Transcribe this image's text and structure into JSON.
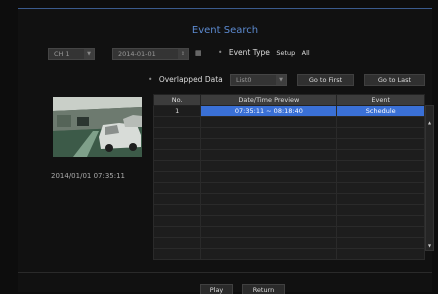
{
  "header": {
    "title": "Event Search"
  },
  "filters": {
    "channel": "CH 1",
    "date": "2014-01-01",
    "event_type_label": "Event Type",
    "setup_label": "Setup",
    "event_type_value": "All"
  },
  "overlap": {
    "label": "Overlapped Data",
    "list_value": "List0",
    "go_first": "Go to First",
    "go_last": "Go to Last"
  },
  "preview": {
    "timestamp": "2014/01/01 07:35:11"
  },
  "table": {
    "columns": [
      "No.",
      "Date/Time Preview",
      "Event"
    ],
    "rows": [
      {
        "no": "1",
        "time": "07:35:11 ~ 08:18:40",
        "event": "Schedule"
      }
    ]
  },
  "footer": {
    "play": "Play",
    "return": "Return"
  },
  "colors": {
    "accent": "#5c8ad0",
    "selection": "#3a70d6"
  }
}
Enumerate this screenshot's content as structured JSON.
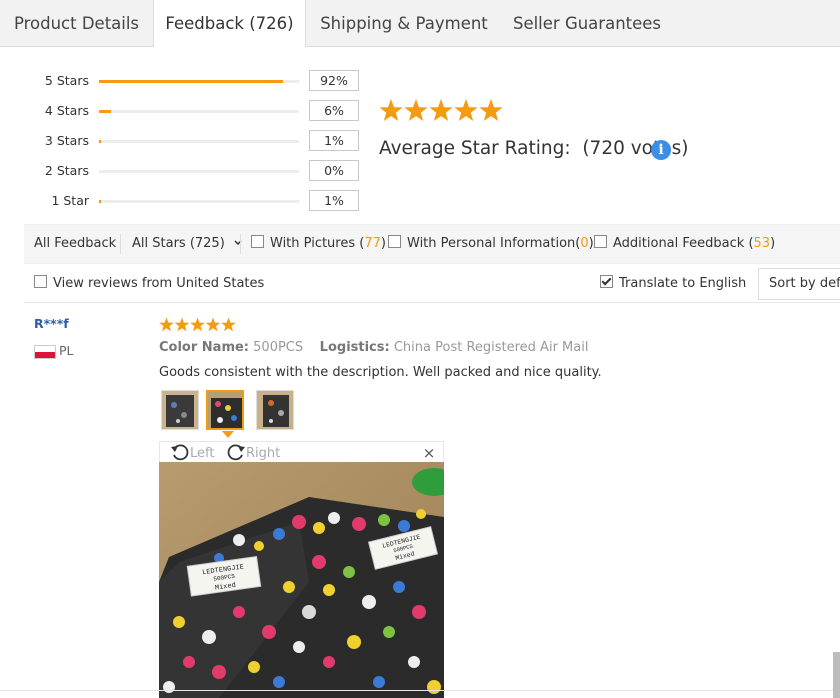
{
  "tabs": [
    {
      "label": "Product Details"
    },
    {
      "label": "Feedback (726)",
      "active": true
    },
    {
      "label": "Shipping & Payment"
    },
    {
      "label": "Seller Guarantees"
    }
  ],
  "histogram": [
    {
      "label": "5 Stars",
      "pct_text": "92%",
      "fill_fraction": 0.92
    },
    {
      "label": "4 Stars",
      "pct_text": "6%",
      "fill_fraction": 0.06
    },
    {
      "label": "3 Stars",
      "pct_text": "1%",
      "fill_fraction": 0.01
    },
    {
      "label": "2 Stars",
      "pct_text": "0%",
      "fill_fraction": 0.0
    },
    {
      "label": "1 Star",
      "pct_text": "1%",
      "fill_fraction": 0.01
    }
  ],
  "summary": {
    "stars": 5,
    "avg_label": "Average Star Rating:",
    "votes": "(720 votes)",
    "info_glyph": "i"
  },
  "filters": {
    "all_feedback": "All Feedback",
    "all_stars": "All Stars (725)",
    "with_pictures_label": "With Pictures",
    "with_pictures_open": " (",
    "with_pictures_count": "77",
    "with_pictures_close": ")",
    "personal_info_label": "With Personal Information",
    "personal_info_open": "(",
    "personal_info_count": "0",
    "personal_info_close": ")",
    "additional_label": "Additional Feedback",
    "additional_open": " (",
    "additional_count": "53",
    "additional_close": ")",
    "from_country": "View reviews from United States",
    "translate": "Translate to English",
    "translate_checked": true,
    "sort": "Sort by default"
  },
  "review": {
    "reviewer": "R***f",
    "country": "PL",
    "stars": 5,
    "color_label": "Color Name:",
    "color_value": "500PCS",
    "logistics_label": "Logistics:",
    "logistics_value": "China Post Registered Air Mail",
    "text": "Goods consistent with the description. Well packed and nice quality.",
    "rotate_left": "Left",
    "rotate_right": "Right",
    "close": "×",
    "photo_label_1": [
      "LEDTENGJIE",
      "500PCS",
      "Mixed"
    ],
    "photo_label_2": [
      "LEDTENGJIE",
      "500PCS",
      "Mixed"
    ]
  },
  "colors": {
    "accent": "#f39c12",
    "link": "#2a5fa8",
    "info": "#3a8ee6"
  }
}
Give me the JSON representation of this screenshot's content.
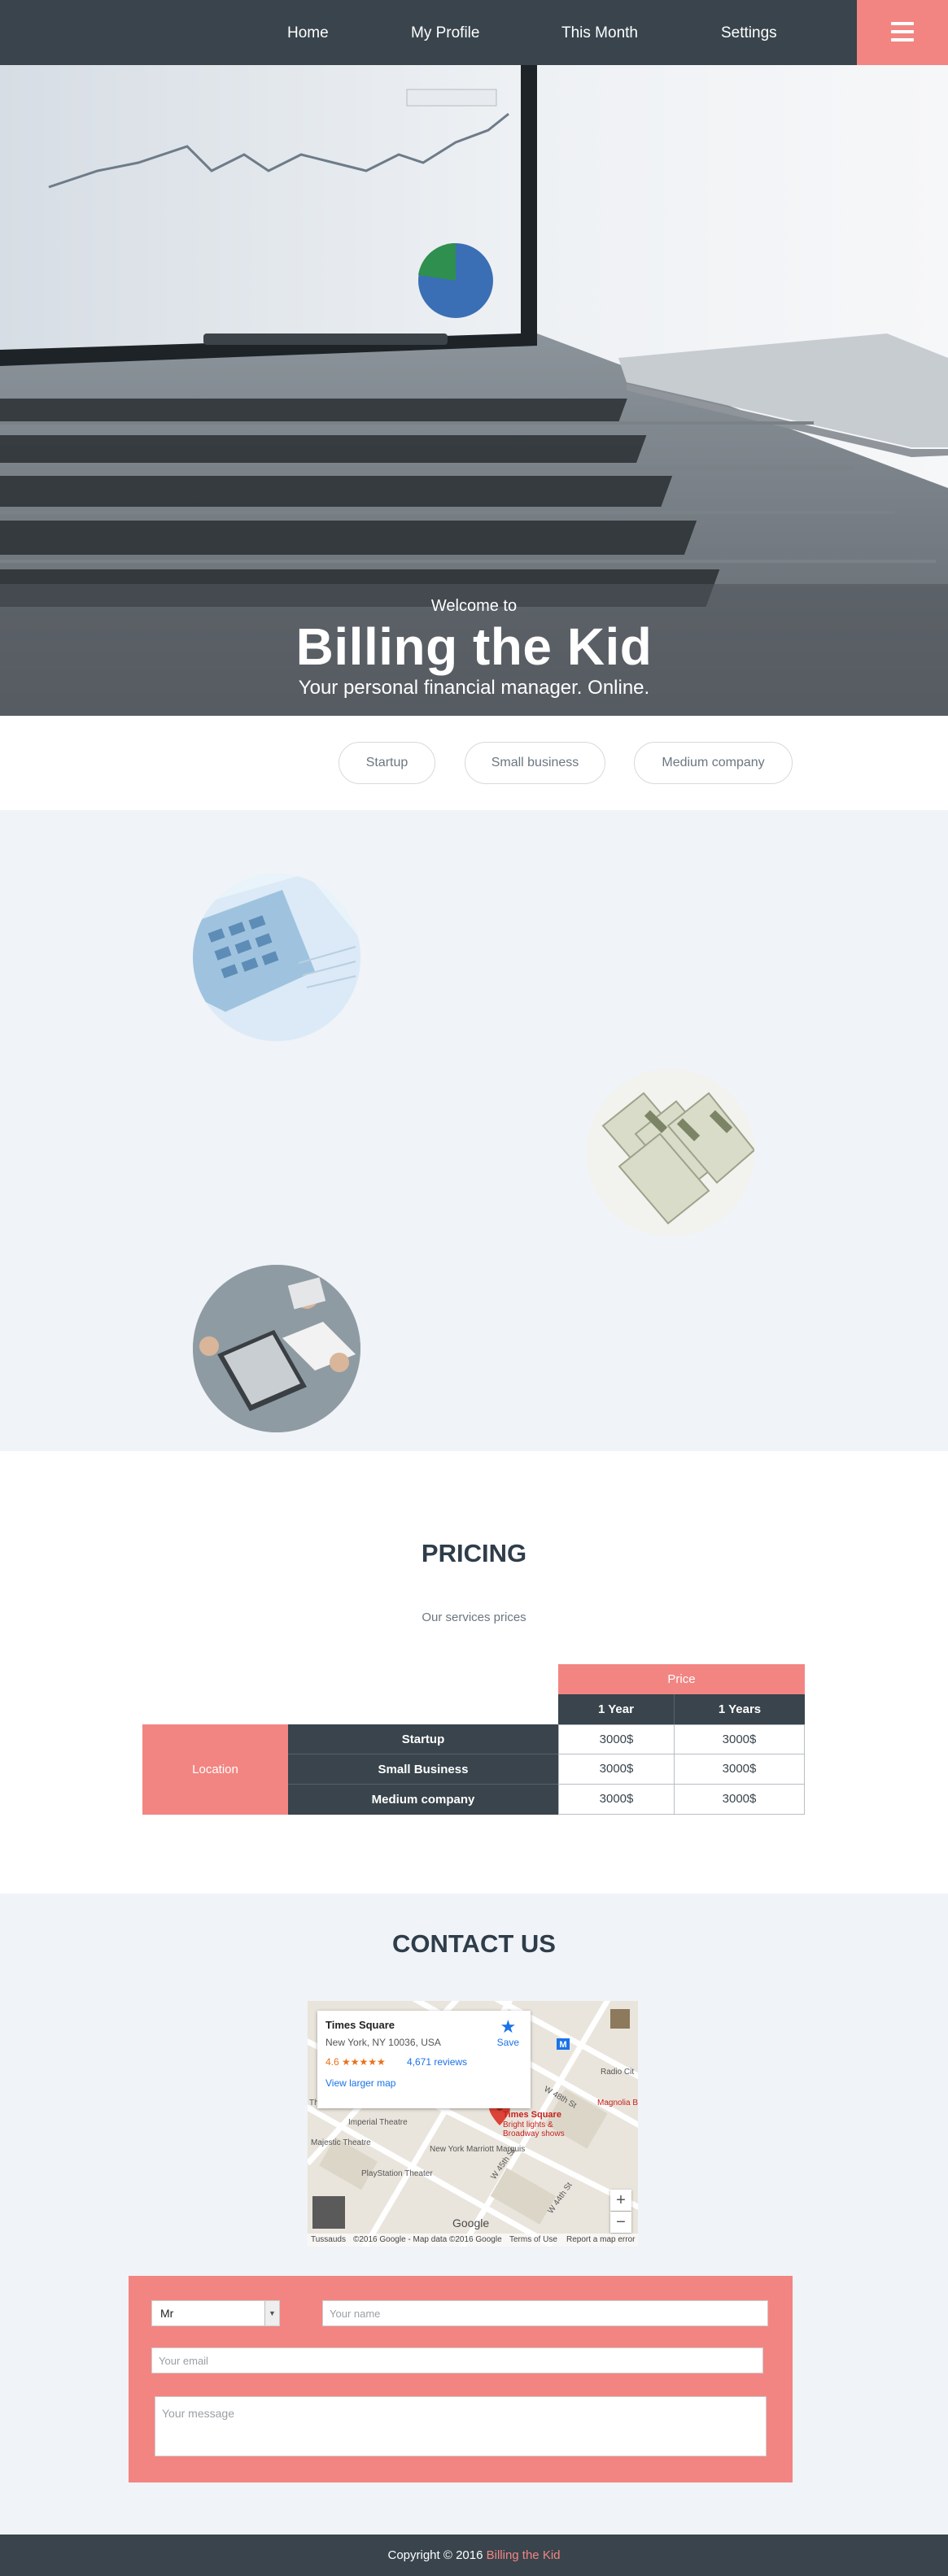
{
  "nav": {
    "items": [
      {
        "label": "Home"
      },
      {
        "label": "My Profile"
      },
      {
        "label": "This Month"
      },
      {
        "label": "Settings"
      }
    ],
    "menu_icon": "hamburger-icon"
  },
  "hero": {
    "welcome": "Welcome to",
    "title": "Billing the Kid",
    "subtitle": "Your personal financial manager. Online."
  },
  "tabs": [
    {
      "label": "Startup"
    },
    {
      "label": "Small business"
    },
    {
      "label": "Medium company"
    }
  ],
  "pricing": {
    "title": "PRICING",
    "subtitle": "Our services prices",
    "price_header": "Price",
    "columns": [
      "1 Year",
      "1 Years"
    ],
    "row_group_label": "Location",
    "rows": [
      {
        "name": "Startup",
        "values": [
          "3000$",
          "3000$"
        ]
      },
      {
        "name": "Small Business",
        "values": [
          "3000$",
          "3000$"
        ]
      },
      {
        "name": "Medium company",
        "values": [
          "3000$",
          "3000$"
        ]
      }
    ]
  },
  "contact": {
    "title": "CONTACT US",
    "map": {
      "place": "Times Square",
      "address": "New York, NY 10036, USA",
      "rating": "4.6 ★★★★★",
      "reviews": "4,671 reviews",
      "larger_map": "View larger map",
      "save": "Save",
      "pin_label": "Times Square",
      "pin_sub1": "Bright lights &",
      "pin_sub2": "Broadway shows",
      "streets": [
        "Imperial Theatre",
        "Majestic Theatre",
        "New York Marriott Marquis",
        "PlayStation Theater",
        "W 45th St",
        "W 44th St",
        "W 48th St",
        "Radio Cit",
        "Magnolia B",
        "Theatre"
      ],
      "footer": [
        "©2016 Google - Map data ©2016 Google",
        "Terms of Use",
        "Report a map error"
      ],
      "footer_left": "Tussauds",
      "logo": "Google",
      "zoom_in": "+",
      "zoom_out": "−"
    },
    "form": {
      "title_select": "Mr",
      "name_placeholder": "Your name",
      "email_placeholder": "Your email",
      "message_placeholder": "Your message"
    }
  },
  "footer": {
    "copyright": "Copyright © 2016",
    "brand": "Billing the Kid"
  },
  "colors": {
    "accent": "#f28582",
    "dark": "#39444c",
    "light_bg": "#f0f3f7"
  }
}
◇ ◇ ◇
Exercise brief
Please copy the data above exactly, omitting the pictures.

Answer space
Transcribe this image's text and structure into JSON.
{
  "header": {
    "title": "Event Search"
  },
  "filters": {
    "channel": "CH 1",
    "date": "2014-01-01",
    "event_type_label": "Event Type",
    "setup_label": "Setup",
    "event_type_value": "All"
  },
  "overlap": {
    "label": "Overlapped Data",
    "list_value": "List0",
    "go_first": "Go to First",
    "go_last": "Go to Last"
  },
  "preview": {
    "timestamp": "2014/01/01 07:35:11"
  },
  "table": {
    "columns": [
      "No.",
      "Date/Time Preview",
      "Event"
    ],
    "rows": [
      {
        "no": "1",
        "time": "07:35:11 ~ 08:18:40",
        "event": "Schedule"
      }
    ]
  },
  "footer": {
    "play": "Play",
    "return": "Return"
  },
  "colors": {
    "accent": "#5c8ad0",
    "selection": "#3a70d6"
  }
}
Enumerate this screenshot's content as structured JSON.
{
  "tabs": [
    {
      "label": "Product Details"
    },
    {
      "label": "Feedback (726)",
      "active": true
    },
    {
      "label": "Shipping & Payment"
    },
    {
      "label": "Seller Guarantees"
    }
  ],
  "histogram": [
    {
      "label": "5 Stars",
      "pct_text": "92%",
      "fill_fraction": 0.92
    },
    {
      "label": "4 Stars",
      "pct_text": "6%",
      "fill_fraction": 0.06
    },
    {
      "label": "3 Stars",
      "pct_text": "1%",
      "fill_fraction": 0.01
    },
    {
      "label": "2 Stars",
      "pct_text": "0%",
      "fill_fraction": 0.0
    },
    {
      "label": "1 Star",
      "pct_text": "1%",
      "fill_fraction": 0.01
    }
  ],
  "summary": {
    "stars": 5,
    "avg_label": "Average Star Rating:",
    "votes": "(720 votes)",
    "info_glyph": "i"
  },
  "filters": {
    "all_feedback": "All Feedback",
    "all_stars": "All Stars (725)",
    "with_pictures_label": "With Pictures",
    "with_pictures_open": " (",
    "with_pictures_count": "77",
    "with_pictures_close": ")",
    "personal_info_label": "With Personal Information",
    "personal_info_open": "(",
    "personal_info_count": "0",
    "personal_info_close": ")",
    "additional_label": "Additional Feedback",
    "additional_open": " (",
    "additional_count": "53",
    "additional_close": ")",
    "from_country": "View reviews from United States",
    "translate": "Translate to English",
    "translate_checked": true,
    "sort": "Sort by default"
  },
  "review": {
    "reviewer": "R***f",
    "country": "PL",
    "stars": 5,
    "color_label": "Color Name:",
    "color_value": "500PCS",
    "logistics_label": "Logistics:",
    "logistics_value": "China Post Registered Air Mail",
    "text": "Goods consistent with the description. Well packed and nice quality.",
    "rotate_left": "Left",
    "rotate_right": "Right",
    "close": "×",
    "photo_label_1": [
      "LEDTENGJIE",
      "500PCS",
      "Mixed"
    ],
    "photo_label_2": [
      "LEDTENGJIE",
      "500PCS",
      "Mixed"
    ]
  },
  "colors": {
    "accent": "#f39c12",
    "link": "#2a5fa8",
    "info": "#3a8ee6"
  }
}
Give me the JSON representation of this screenshot's content.
{
  "nav": {
    "items": [
      {
        "label": "Home"
      },
      {
        "label": "My Profile"
      },
      {
        "label": "This Month"
      },
      {
        "label": "Settings"
      }
    ],
    "menu_icon": "hamburger-icon"
  },
  "hero": {
    "welcome": "Welcome to",
    "title": "Billing the Kid",
    "subtitle": "Your personal financial manager. Online."
  },
  "tabs": [
    {
      "label": "Startup"
    },
    {
      "label": "Small business"
    },
    {
      "label": "Medium company"
    }
  ],
  "pricing": {
    "title": "PRICING",
    "subtitle": "Our services prices",
    "price_header": "Price",
    "columns": [
      "1 Year",
      "1 Years"
    ],
    "row_group_label": "Location",
    "rows": [
      {
        "name": "Startup",
        "values": [
          "3000$",
          "3000$"
        ]
      },
      {
        "name": "Small Business",
        "values": [
          "3000$",
          "3000$"
        ]
      },
      {
        "name": "Medium company",
        "values": [
          "3000$",
          "3000$"
        ]
      }
    ]
  },
  "contact": {
    "title": "CONTACT US",
    "map": {
      "place": "Times Square",
      "address": "New York, NY 10036, USA",
      "rating": "4.6 ★★★★★",
      "reviews": "4,671 reviews",
      "larger_map": "View larger map",
      "save": "Save",
      "pin_label": "Times Square",
      "pin_sub1": "Bright lights &",
      "pin_sub2": "Broadway shows",
      "streets": [
        "Imperial Theatre",
        "Majestic Theatre",
        "New York Marriott Marquis",
        "PlayStation Theater",
        "W 45th St",
        "W 44th St",
        "W 48th St",
        "Radio Cit",
        "Magnolia B",
        "Theatre"
      ],
      "footer": [
        "©2016 Google - Map data ©2016 Google",
        "Terms of Use",
        "Report a map error"
      ],
      "footer_left": "Tussauds",
      "logo": "Google",
      "zoom_in": "+",
      "zoom_out": "−"
    },
    "form": {
      "title_select": "Mr",
      "name_placeholder": "Your name",
      "email_placeholder": "Your email",
      "message_placeholder": "Your message"
    }
  },
  "footer": {
    "copyright": "Copyright © 2016",
    "brand": "Billing the Kid"
  },
  "colors": {
    "accent": "#f28582",
    "dark": "#39444c",
    "light_bg": "#f0f3f7"
  }
}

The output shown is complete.